The lottery is a form of gambling in which participants purchase tickets and then win prizes based on the numbers that are drawn at random. The prizes range from cash to goods and services. The history of lotteries dates back centuries, with examples ranging from the Old Testament to modern day commercial promotions. Lotteries are usually regulated by governments to ensure that the proceeds are used responsibly. Some states even have dedicated programs that distribute funds to local schools and government services.

There are many different ways to play the lottery, and people use a variety of strategies to increase their chances of winning. Some of these strategies include using lucky numbers, choosing a store that sells the best lottery tickets, and playing at the right time. However, most of these strategies don’t really work, and you should always play responsibly.

State lotteries are a popular source of revenue for states and can be a great way to fund important projects. However, it is important to understand how these funds are created and where the money goes. This article will discuss how lottery money is spent and the impact it has on society. It will also discuss some of the myths about lotteries and how to avoid them.

Since the lottery was first introduced in New Hampshire in 1964, it has been adopted by all but five states. The adoption of lotteries has been driven by a common dynamic: voters want states to spend more, and politicians look at lotteries as a way to get tax money for free.

As a result, lottery revenues have grown dramatically, but they do not appear to be related to state governments’ actual fiscal health. Even during times of financial stress, the lottery has won broad public approval.
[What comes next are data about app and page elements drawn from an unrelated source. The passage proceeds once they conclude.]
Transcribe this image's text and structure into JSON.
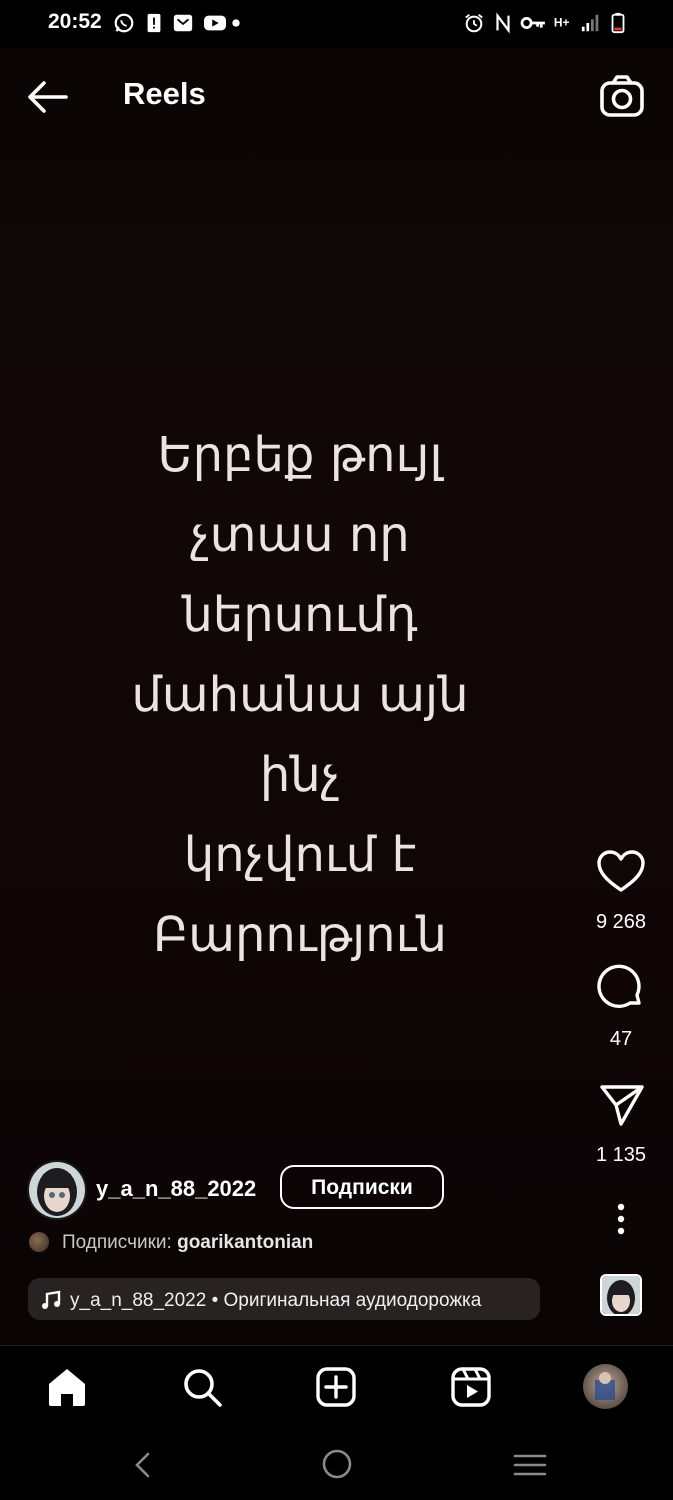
{
  "status_bar": {
    "time": "20:52",
    "left_icons": [
      "whatsapp-icon",
      "alert-icon",
      "mail-icon",
      "youtube-icon",
      "dot-icon"
    ],
    "right_icons": [
      "alarm-icon",
      "nfc-icon",
      "key-icon",
      "network-hplus-icon",
      "signal-icon",
      "battery-icon"
    ]
  },
  "header": {
    "title": "Reels",
    "back_icon": "arrow-left-icon",
    "camera_icon": "camera-icon"
  },
  "video": {
    "caption_lines": [
      "Երբեք թույլ",
      "չտաս որ",
      "ներսումդ",
      "մահանա այն",
      "ինչ",
      "կոչվում է",
      "Բարություն"
    ]
  },
  "actions": {
    "likes": "9 268",
    "comments": "47",
    "shares": "1 135"
  },
  "author": {
    "username": "y_a_n_88_2022",
    "follow_label": "Подписки",
    "followers_prefix": "Подписчики:",
    "followers_name": "goarikantonian"
  },
  "audio": {
    "label": "y_a_n_88_2022 • Оригинальная аудиодорожка"
  },
  "bottom_nav": {
    "items": [
      "home-icon",
      "search-icon",
      "create-icon",
      "reels-icon",
      "profile-avatar"
    ]
  },
  "colors": {
    "background": "#000000",
    "video_bg": "#120708",
    "text": "#ffffff",
    "caption": "#e9e4e2"
  }
}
In addition to its general appeal, lotteries have cultivated extensive specific constituencies: convenience store operators (for whom the lottery is an excellent marketing tool); lottery suppliers (who often donate heavily to state political campaigns); teachers (in states where a portion of ticket sales is earmarked for education); etc.

The lottery is a popular source of state revenue, but it should be seen as a form of taxation that can have negative consequences for the poor and problem gamblers. In addition, lotteries have the potential to erode public confidence in state governments by creating a perception that they are spending money on questionable priorities.
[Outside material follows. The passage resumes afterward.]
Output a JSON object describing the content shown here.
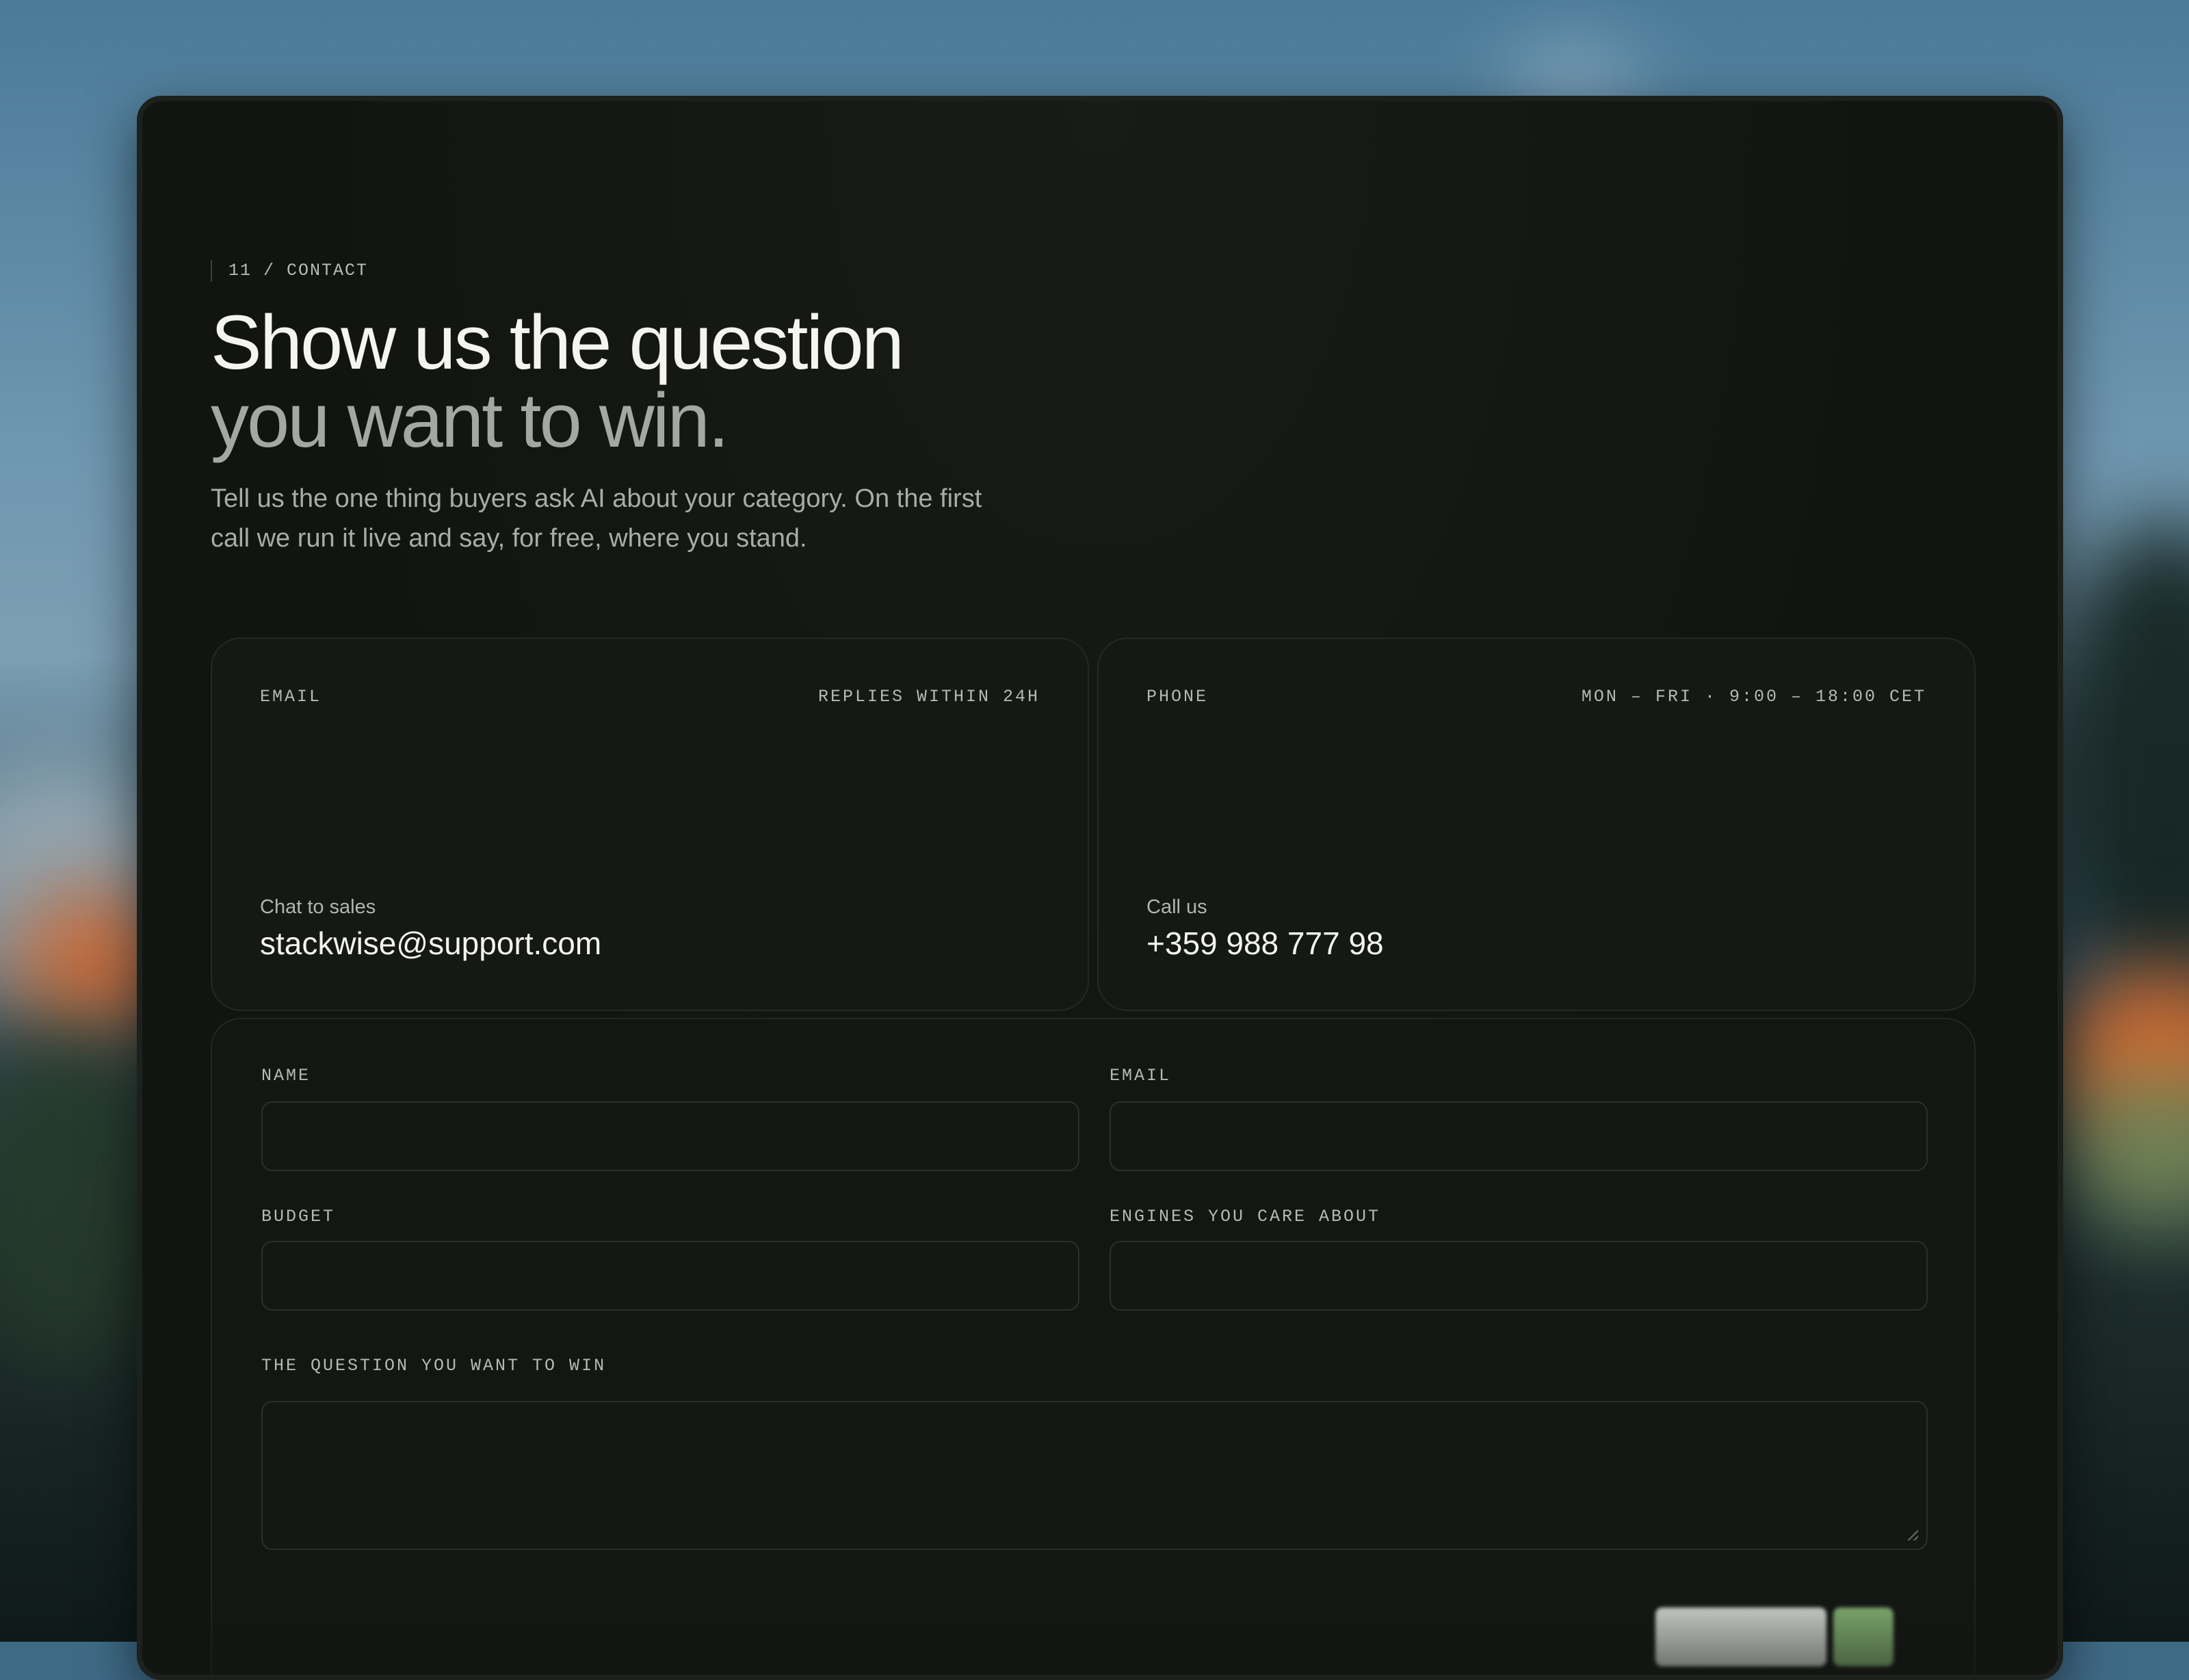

In the end, there is no guarantee that you will win the lottery, but it is a fun and exciting game to participate in. The key is to research and select the best number combinations. Once you do, it will be easier to win the prize that you desire.

In the past, lotteries were an important part of financing the development of infrastructure and other public works in Europe, Asia, and the Americas. They were used by ancient Israelites to divide land, and by Roman emperors to give away property and slaves. Lotteries were also used by the earliest American settlers. Benjamin Franklin sponsored a lottery in order to raise money for cannons during the Revolutionary War.